**Exercise requirements:**
Give back each entry unchanged, minus pictures.

(Interface dataset entries)
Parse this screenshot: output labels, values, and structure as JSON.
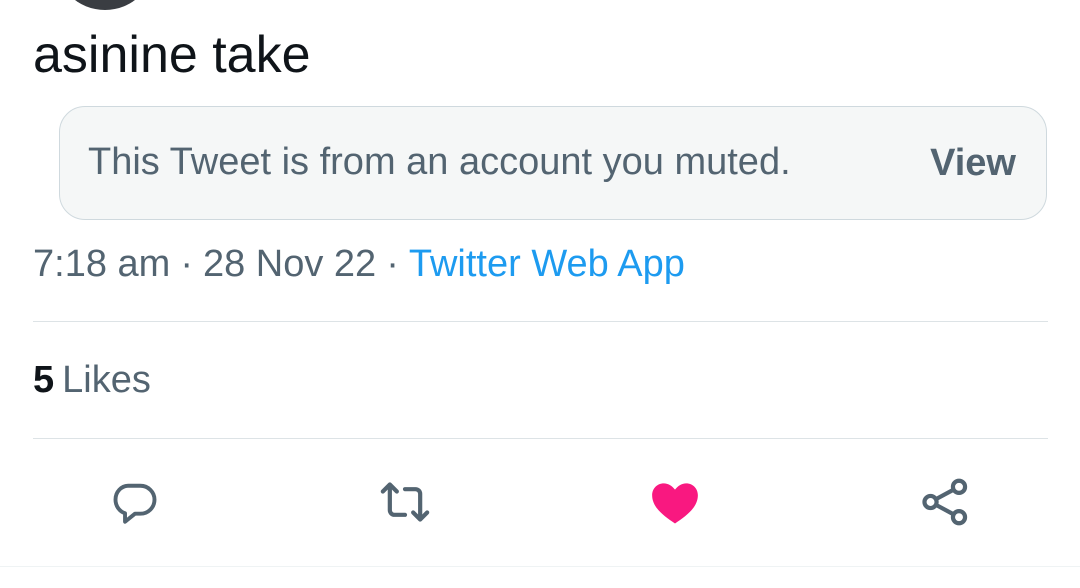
{
  "tweet": {
    "text": "asinine take"
  },
  "muted_notice": {
    "message": "This Tweet is from an account you muted.",
    "view_label": "View"
  },
  "meta": {
    "time": "7:18 am",
    "separator": "·",
    "date": "28 Nov 22",
    "source": "Twitter Web App"
  },
  "stats": {
    "likes_count": "5",
    "likes_label": "Likes"
  },
  "actions": [
    {
      "name": "reply",
      "icon": "reply-icon"
    },
    {
      "name": "retweet",
      "icon": "retweet-icon"
    },
    {
      "name": "like",
      "icon": "heart-icon",
      "active": true
    },
    {
      "name": "share",
      "icon": "share-icon"
    }
  ],
  "colors": {
    "text_primary": "#0f1419",
    "text_secondary": "#536471",
    "link": "#1d9bf0",
    "like_active": "#f91880",
    "muted_box_bg": "#f5f7f7",
    "muted_box_border": "#cfd9de"
  }
}
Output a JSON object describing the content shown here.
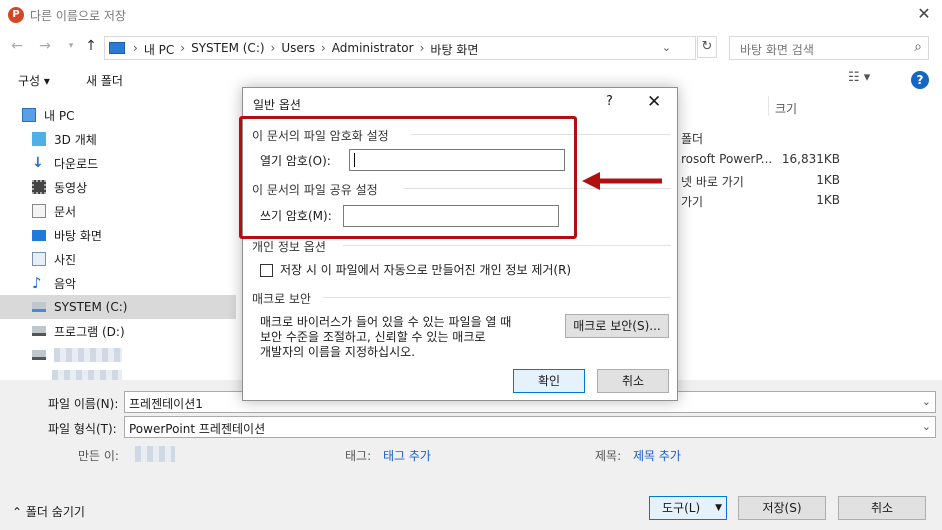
{
  "window": {
    "title": "다른 이름으로 저장",
    "app_icon": "P"
  },
  "nav": {
    "breadcrumbs": [
      "내 PC",
      "SYSTEM (C:)",
      "Users",
      "Administrator",
      "바탕 화면"
    ],
    "search_placeholder": "바탕 화면 검색"
  },
  "toolbar": {
    "organize": "구성 ▾",
    "new_folder": "새 폴더",
    "help": "?"
  },
  "sidebar": {
    "items": [
      {
        "label": "내 PC"
      },
      {
        "label": "3D 개체"
      },
      {
        "label": "다운로드"
      },
      {
        "label": "동영상"
      },
      {
        "label": "문서"
      },
      {
        "label": "바탕 화면"
      },
      {
        "label": "사진"
      },
      {
        "label": "음악"
      },
      {
        "label": "SYSTEM (C:)"
      },
      {
        "label": "프로그램 (D:)"
      }
    ]
  },
  "file_list": {
    "size_header": "크기",
    "rows": [
      {
        "text": "폴더",
        "size": ""
      },
      {
        "text": "rosoft PowerP...",
        "size": "16,831KB"
      },
      {
        "text": "넷 바로 가기",
        "size": "1KB"
      },
      {
        "text": "가기",
        "size": "1KB"
      }
    ]
  },
  "save_panel": {
    "filename_label": "파일 이름(N):",
    "filename_value": "프레젠테이션1",
    "filetype_label": "파일 형식(T):",
    "filetype_value": "PowerPoint 프레젠테이션",
    "author_label": "만든 이:",
    "tags_label": "태그:",
    "tags_link": "태그 추가",
    "title_label": "제목:",
    "title_link": "제목 추가",
    "hide_folders": "폴더 숨기기",
    "tools_button": "도구(L)",
    "save_button": "저장(S)",
    "cancel_button": "취소"
  },
  "dialog": {
    "title": "일반 옵션",
    "help": "?",
    "encrypt_section": "이 문서의 파일 암호화 설정",
    "open_password_label": "열기 암호(O):",
    "sharing_section": "이 문서의 파일 공유 설정",
    "modify_password_label": "쓰기 암호(M):",
    "privacy_section": "개인 정보 옵션",
    "privacy_checkbox": "저장 시 이 파일에서 자동으로 만들어진 개인 정보 제거(R)",
    "macro_section": "매크로 보안",
    "macro_text_1": "매크로 바이러스가 들어 있을 수 있는 파일을 열 때",
    "macro_text_2": "보안 수준을 조절하고, 신뢰할 수 있는 매크로",
    "macro_text_3": "개발자의 이름을 지정하십시오.",
    "macro_button": "매크로 보안(S)...",
    "ok_button": "확인",
    "cancel_button": "취소"
  },
  "colors": {
    "annotation": "#b01010",
    "accent": "#0078d7"
  }
}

**Answer:**
Parse this screenshot: output labels, values, and structure as JSON.
{
  "tweet": {
    "text": "asinine take"
  },
  "muted_notice": {
    "message": "This Tweet is from an account you muted.",
    "view_label": "View"
  },
  "meta": {
    "time": "7:18 am",
    "separator": "·",
    "date": "28 Nov 22",
    "source": "Twitter Web App"
  },
  "stats": {
    "likes_count": "5",
    "likes_label": "Likes"
  },
  "actions": [
    {
      "name": "reply",
      "icon": "reply-icon"
    },
    {
      "name": "retweet",
      "icon": "retweet-icon"
    },
    {
      "name": "like",
      "icon": "heart-icon",
      "active": true
    },
    {
      "name": "share",
      "icon": "share-icon"
    }
  ],
  "colors": {
    "text_primary": "#0f1419",
    "text_secondary": "#536471",
    "link": "#1d9bf0",
    "like_active": "#f91880",
    "muted_box_bg": "#f5f7f7",
    "muted_box_border": "#cfd9de"
  }
}
Output a JSON object describing the content shown here.
{
  "window": {
    "title": "다른 이름으로 저장",
    "app_icon": "P"
  },
  "nav": {
    "breadcrumbs": [
      "내 PC",
      "SYSTEM (C:)",
      "Users",
      "Administrator",
      "바탕 화면"
    ],
    "search_placeholder": "바탕 화면 검색"
  },
  "toolbar": {
    "organize": "구성 ▾",
    "new_folder": "새 폴더",
    "help": "?"
  },
  "sidebar": {
    "items": [
      {
        "label": "내 PC"
      },
      {
        "label": "3D 개체"
      },
      {
        "label": "다운로드"
      },
      {
        "label": "동영상"
      },
      {
        "label": "문서"
      },
      {
        "label": "바탕 화면"
      },
      {
        "label": "사진"
      },
      {
        "label": "음악"
      },
      {
        "label": "SYSTEM (C:)"
      },
      {
        "label": "프로그램 (D:)"
      }
    ]
  },
  "file_list": {
    "size_header": "크기",
    "rows": [
      {
        "text": "폴더",
        "size": ""
      },
      {
        "text": "rosoft PowerP...",
        "size": "16,831KB"
      },
      {
        "text": "넷 바로 가기",
        "size": "1KB"
      },
      {
        "text": "가기",
        "size": "1KB"
      }
    ]
  },
  "save_panel": {
    "filename_label": "파일 이름(N):",
    "filename_value": "프레젠테이션1",
    "filetype_label": "파일 형식(T):",
    "filetype_value": "PowerPoint 프레젠테이션",
    "author_label": "만든 이:",
    "tags_label": "태그:",
    "tags_link": "태그 추가",
    "title_label": "제목:",
    "title_link": "제목 추가",
    "hide_folders": "폴더 숨기기",
    "tools_button": "도구(L)",
    "save_button": "저장(S)",
    "cancel_button": "취소"
  },
  "dialog": {
    "title": "일반 옵션",
    "help": "?",
    "encrypt_section": "이 문서의 파일 암호화 설정",
    "open_password_label": "열기 암호(O):",
    "sharing_section": "이 문서의 파일 공유 설정",
    "modify_password_label": "쓰기 암호(M):",
    "privacy_section": "개인 정보 옵션",
    "privacy_checkbox": "저장 시 이 파일에서 자동으로 만들어진 개인 정보 제거(R)",
    "macro_section": "매크로 보안",
    "macro_text_1": "매크로 바이러스가 들어 있을 수 있는 파일을 열 때",
    "macro_text_2": "보안 수준을 조절하고, 신뢰할 수 있는 매크로",
    "macro_text_3": "개발자의 이름을 지정하십시오.",
    "macro_button": "매크로 보안(S)...",
    "ok_button": "확인",
    "cancel_button": "취소"
  },
  "colors": {
    "annotation": "#b01010",
    "accent": "#0078d7"
  }
}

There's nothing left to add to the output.